Fortunately, Jews as well as Christians share Dr. Leighton's preoccupation. The Institute for Christian-Jewish Studies was founded in 1987. Operating out of a Bolton Hill office, it asks Jews and Christians, both clergy and lay, to confront their differences and "develop the resources within their respective communities . . . to appreciate the legitimacy and distinctiveness of each religion."
It shouldn't be so difficult. Jesus was an observant Jew, and Christianity began within Judaism. Although Christians and Jews had their sectarian differences (as sectarianism affects both religions today), the fundamental codification of the Christian faith in 325, the Nicene Creed, which is still used today by both Protestants and Roman Catholics, did not blame Jews for the death of Jesus; it blamed the Roman governor Pontius Pilate.
The Council of Trent (1545-1563) said that guilt for the crucifixion "seems more enormous in [Christians] than in the Jews, since . . . we profess to know [Jesus], yet deny him by our actions." This is the current teaching of practically all Christian denominations; it is the way I was taught as a child, and it is why, "guidelines" or no, I incorporated the "blood curse" into my Passion play -- as an indictment of ourselves.
But of course, history will not so easily be dismissed. Ancient creeds, sometimes for centuries at a time, suffer the fate of blue-ribbon presidential commissions: Everyone quotes them and then ignores them.
In every Christian country in practically every century, including our own, Jews were accused falsely of ritual murders, of desecrations, of drinking the blood of Christian babies. Holy Week, the week leading up to the commemoration of Jesus' death and resurrection, became a particularly dangerous time for European Jews. In some places Jews would be seized and ritually struck on the face in retribution for the crucifixion.
And then came the Holocaust. Hitler did not claim to be acting in the name of Christianity; but neither did many Christians stand against him.

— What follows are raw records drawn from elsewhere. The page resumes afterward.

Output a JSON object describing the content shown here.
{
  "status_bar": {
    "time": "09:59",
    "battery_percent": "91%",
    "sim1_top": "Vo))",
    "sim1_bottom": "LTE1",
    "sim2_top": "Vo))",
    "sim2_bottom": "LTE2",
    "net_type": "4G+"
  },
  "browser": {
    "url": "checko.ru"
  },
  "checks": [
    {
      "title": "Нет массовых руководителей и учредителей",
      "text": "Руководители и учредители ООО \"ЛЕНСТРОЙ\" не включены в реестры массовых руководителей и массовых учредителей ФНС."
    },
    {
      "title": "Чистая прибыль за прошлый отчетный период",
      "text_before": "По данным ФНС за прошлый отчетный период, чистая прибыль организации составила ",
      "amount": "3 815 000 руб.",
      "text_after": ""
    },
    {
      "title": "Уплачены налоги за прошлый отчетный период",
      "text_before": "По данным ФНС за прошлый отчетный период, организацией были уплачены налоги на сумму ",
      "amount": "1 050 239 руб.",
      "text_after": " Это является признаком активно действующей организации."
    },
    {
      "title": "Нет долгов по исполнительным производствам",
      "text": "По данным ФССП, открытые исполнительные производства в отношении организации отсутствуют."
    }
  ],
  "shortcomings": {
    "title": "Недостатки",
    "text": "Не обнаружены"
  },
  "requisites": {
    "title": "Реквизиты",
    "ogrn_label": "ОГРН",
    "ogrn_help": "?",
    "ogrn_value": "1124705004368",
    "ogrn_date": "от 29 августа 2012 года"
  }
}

To combat this legacy of hatred and mistrust, the Institute for Christian-Jewish Studies has engaged the nine largest Christian denominations in Maryland and the four branches of Judaism in a variety of programs. The grand strategy, according to the institute's prospectus, is to "pull the best scholarship out of the ivory tower and translate academic insight into the life of the church and synagogue, seminary and university, school and community center."
In one program, scholars wrote commentaries on the Biblical texts used by Christian ministers in preaching on the Passion events, warning them of possible anti-Judaic traps in the scriptures.
In another, members of Jewish congregations attend courses to examine misconceptions Jews may have about Christian belief and the development of Christianity.
The institute has developed a program to guide seminary instruction on Jewish and Christian traditions; and Presbyterian, Lutheran and Episcopalian groups have undertaken denominational projects on Jewish-Christian relations.
"Memories," says Dr. Leighton, "contain a power which can drive people apart or pull them together. Whether our religious and ethnic allegiances contribute to the building up or the tearing down of our society will in large measure depend on our ability to decipher the meaning of religious rhetoric, identify explosive stereotypes, disarm ancient hatreds and deal creatively with our diversity."
Hal Piper is editor of The Sun's Opinion * Commentary page.